To speak more about this abundant wild food, I'm excited to introduce to you someone I've mentioned many times on Ancestral Health Radio before: Daniel Vitalis.

I waited for what seemed like a couple years for this interview... Which, by the way, is a solid two hours. So I decided to break it up into a two-part episode, so your ears can have something to munch on later.

Daniel's helped me, as well as many of my friends, better understand ecology through ancestral lifeways.

In today's episode, you'll learn...

  • Why Daniel says he no longer has a morning routine,
  • The wild food Daniel believes is going to revolutionize food production (hint: It's "not a grain"),
  • Why Daniel's use of technology scares him (and why technology should scare you, too), and...
  • Much, much more.
  • Episode Breakdown

    • Welcome Daniel onto the show

    • The significance of being a symbol and the impact that idea has on Daniel

    • Why Daniel separates the mundane intricacies of his personal life from his business life

    • Daniel's opinion on actors and sports figures as political commentators

    • Why Daniel says he's not the person to speak about productivity or systems related to entrepreneurship

    • How Daniel is currently prioritizing in his personal life 

    • Why Daniel no longer subscribes to the idea of morning routines

    • Why Daniel and his partner don't live together

    • Four of Daniel's daily practices
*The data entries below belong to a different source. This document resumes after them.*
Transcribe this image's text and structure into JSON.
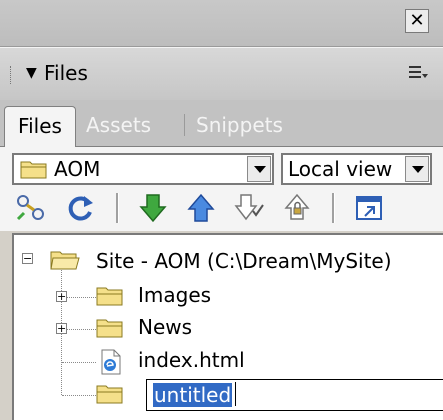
{
  "titlebar": {
    "close_glyph": "✕"
  },
  "panel": {
    "title": "Files"
  },
  "tabs": [
    {
      "label": "Files",
      "active": true
    },
    {
      "label": "Assets",
      "active": false
    },
    {
      "label": "Snippets",
      "active": false
    }
  ],
  "site_select": {
    "value": "AOM"
  },
  "view_select": {
    "value": "Local view"
  },
  "toolbar": {
    "icons": [
      "connect-icon",
      "refresh-icon",
      "get-file-icon",
      "put-file-icon",
      "check-out-icon",
      "check-in-icon",
      "expand-site-icon"
    ]
  },
  "tree": {
    "root": {
      "label": "Site - AOM (C:\\Dream\\MySite)",
      "expander": "−"
    },
    "items": [
      {
        "label": "Images",
        "expander": "+",
        "icon": "folder-icon"
      },
      {
        "label": "News",
        "expander": "+",
        "icon": "folder-icon"
      },
      {
        "label": "index.html",
        "icon": "html-file-icon"
      }
    ],
    "editing": {
      "value": "untitled",
      "icon": "folder-icon"
    }
  },
  "colors": {
    "selection": "#316ac5",
    "panel_bg": "#f4f4f4",
    "folder": "#f5e08a",
    "arrow_green": "#3fa83f",
    "arrow_blue": "#2e74d6"
  }
}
    • The one skill Daniel's currently spending most of his time on

    • Why processing food takes president over many facets of Daniel's lifestyle

    • Daniel's favorite foraging season

    • Daniel explains the anthroposcene era and its significance to modern hunting and gathering

    • Why Daniel says you'd be hard pressed to find any true hunter-gatherers these day

    • The wild food Daniel believes is going to revolutionize food production (hint: It's "not a grain")

    • The role grains have played in the civilizing of the modern world

    • What Daniel says is more exciting, and bigger work, than any one food

    • The two-pronged idea behind Daniel's episode, "Is Wild Food A Privilege?"

    • Daniel opens up and shares his traumatic background growing up in the United States

    • Why building a loyal team of people who share your vision can be one of the hardest things you can ever do

    • Daniel's thoughts on white privilege and America's self-correcting constitution

    • Why Daniel won't touch the topic of evolutionary and biological psychology 

    • Why we're currently fighting an information-based civil war

    • Daniel's personal conservation efforts

    • Why most of the people Daniel says he's inspired by are not people who specifically identify with the word rewilding

    • The four guests that have most impacted Daniel over the span of 175+ episodes of the Rewild Yourself podcast (Stephen Jenkinson, Dan Flores, Gabor Maté, and Neil Strauss) 

    • Why Daniel says he likes to find inspiration outside of the rewilding community rather than from within it